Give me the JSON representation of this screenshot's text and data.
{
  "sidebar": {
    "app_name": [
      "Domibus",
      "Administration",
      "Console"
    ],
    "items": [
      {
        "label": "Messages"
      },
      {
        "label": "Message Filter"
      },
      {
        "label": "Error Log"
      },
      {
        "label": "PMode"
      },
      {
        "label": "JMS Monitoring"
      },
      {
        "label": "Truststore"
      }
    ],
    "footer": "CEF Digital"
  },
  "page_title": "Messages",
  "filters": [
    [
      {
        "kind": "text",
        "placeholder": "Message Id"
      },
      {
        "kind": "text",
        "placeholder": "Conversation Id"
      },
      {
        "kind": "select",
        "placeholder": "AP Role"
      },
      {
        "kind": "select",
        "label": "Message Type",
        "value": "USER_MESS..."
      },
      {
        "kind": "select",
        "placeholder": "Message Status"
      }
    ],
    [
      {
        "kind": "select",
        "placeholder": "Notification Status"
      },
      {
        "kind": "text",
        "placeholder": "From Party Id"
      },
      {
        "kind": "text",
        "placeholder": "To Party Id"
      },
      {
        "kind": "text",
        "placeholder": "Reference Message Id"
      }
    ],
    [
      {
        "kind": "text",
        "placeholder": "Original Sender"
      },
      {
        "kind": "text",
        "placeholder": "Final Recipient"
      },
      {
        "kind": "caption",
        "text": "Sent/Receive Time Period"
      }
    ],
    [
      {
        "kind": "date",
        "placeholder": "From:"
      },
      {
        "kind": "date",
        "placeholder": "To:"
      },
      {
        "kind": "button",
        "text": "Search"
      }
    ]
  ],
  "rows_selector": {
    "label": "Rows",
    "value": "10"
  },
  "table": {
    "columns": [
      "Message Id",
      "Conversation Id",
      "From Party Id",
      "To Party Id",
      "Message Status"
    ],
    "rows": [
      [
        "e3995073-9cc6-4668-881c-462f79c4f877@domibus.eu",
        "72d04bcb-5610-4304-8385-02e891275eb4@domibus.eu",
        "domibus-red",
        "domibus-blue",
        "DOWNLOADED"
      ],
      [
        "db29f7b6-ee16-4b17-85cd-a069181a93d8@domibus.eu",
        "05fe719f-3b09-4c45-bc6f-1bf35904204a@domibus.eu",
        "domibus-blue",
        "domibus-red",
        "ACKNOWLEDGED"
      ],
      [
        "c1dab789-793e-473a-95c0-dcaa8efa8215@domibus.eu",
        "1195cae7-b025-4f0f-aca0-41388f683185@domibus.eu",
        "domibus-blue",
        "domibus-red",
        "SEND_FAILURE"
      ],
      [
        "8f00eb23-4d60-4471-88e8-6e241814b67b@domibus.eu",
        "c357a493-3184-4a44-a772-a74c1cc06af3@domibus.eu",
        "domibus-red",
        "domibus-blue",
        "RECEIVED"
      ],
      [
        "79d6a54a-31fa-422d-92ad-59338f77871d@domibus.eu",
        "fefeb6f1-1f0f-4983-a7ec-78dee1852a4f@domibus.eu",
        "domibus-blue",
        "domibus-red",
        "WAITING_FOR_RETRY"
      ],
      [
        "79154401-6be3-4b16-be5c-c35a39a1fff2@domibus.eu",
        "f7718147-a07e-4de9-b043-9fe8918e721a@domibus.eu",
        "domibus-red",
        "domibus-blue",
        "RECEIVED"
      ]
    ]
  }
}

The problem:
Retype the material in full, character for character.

Exercise output:
Give me the JSON representation of this screenshot's text and data.
{
  "sidebar": {
    "app_name": [
      "Domibus",
      "Administration",
      "Console"
    ],
    "items": [
      {
        "label": "Messages"
      },
      {
        "label": "Message Filter"
      },
      {
        "label": "Error Log"
      },
      {
        "label": "PMode"
      },
      {
        "label": "JMS Monitoring"
      },
      {
        "label": "Truststore"
      }
    ],
    "footer": "CEF Digital"
  },
  "page_title": "Messages",
  "filters": [
    [
      {
        "kind": "text",
        "placeholder": "Message Id"
      },
      {
        "kind": "text",
        "placeholder": "Conversation Id"
      },
      {
        "kind": "select",
        "placeholder": "AP Role"
      },
      {
        "kind": "select",
        "label": "Message Type",
        "value": "USER_MESS..."
      },
      {
        "kind": "select",
        "placeholder": "Message Status"
      }
    ],
    [
      {
        "kind": "select",
        "placeholder": "Notification Status"
      },
      {
        "kind": "text",
        "placeholder": "From Party Id"
      },
      {
        "kind": "text",
        "placeholder": "To Party Id"
      },
      {
        "kind": "text",
        "placeholder": "Reference Message Id"
      }
    ],
    [
      {
        "kind": "text",
        "placeholder": "Original Sender"
      },
      {
        "kind": "text",
        "placeholder": "Final Recipient"
      },
      {
        "kind": "caption",
        "text": "Sent/Receive Time Period"
      }
    ],
    [
      {
        "kind": "date",
        "placeholder": "From:"
      },
      {
        "kind": "date",
        "placeholder": "To:"
      },
      {
        "kind": "button",
        "text": "Search"
      }
    ]
  ],
  "rows_selector": {
    "label": "Rows",
    "value": "10"
  },
  "table": {
    "columns": [
      "Message Id",
      "Conversation Id",
      "From Party Id",
      "To Party Id",
      "Message Status"
    ],
    "rows": [
      [
        "e3995073-9cc6-4668-881c-462f79c4f877@domibus.eu",
        "72d04bcb-5610-4304-8385-02e891275eb4@domibus.eu",
        "domibus-red",
        "domibus-blue",
        "DOWNLOADED"
      ],
      [
        "db29f7b6-ee16-4b17-85cd-a069181a93d8@domibus.eu",
        "05fe719f-3b09-4c45-bc6f-1bf35904204a@domibus.eu",
        "domibus-blue",
        "domibus-red",
        "ACKNOWLEDGED"
      ],
      [
        "c1dab789-793e-473a-95c0-dcaa8efa8215@domibus.eu",
        "1195cae7-b025-4f0f-aca0-41388f683185@domibus.eu",
        "domibus-blue",
        "domibus-red",
        "SEND_FAILURE"
      ],
      [
        "8f00eb23-4d60-4471-88e8-6e241814b67b@domibus.eu",
        "c357a493-3184-4a44-a772-a74c1cc06af3@domibus.eu",
        "domibus-red",
        "domibus-blue",
        "RECEIVED"
      ],
      [
        "79d6a54a-31fa-422d-92ad-59338f77871d@domibus.eu",
        "fefeb6f1-1f0f-4983-a7ec-78dee1852a4f@domibus.eu",
        "domibus-blue",
        "domibus-red",
        "WAITING_FOR_RETRY"
      ],
      [
        "79154401-6be3-4b16-be5c-c35a39a1fff2@domibus.eu",
        "f7718147-a07e-4de9-b043-9fe8918e721a@domibus.eu",
        "domibus-red",
        "domibus-blue",
        "RECEIVED"
      ]
    ]
  }
}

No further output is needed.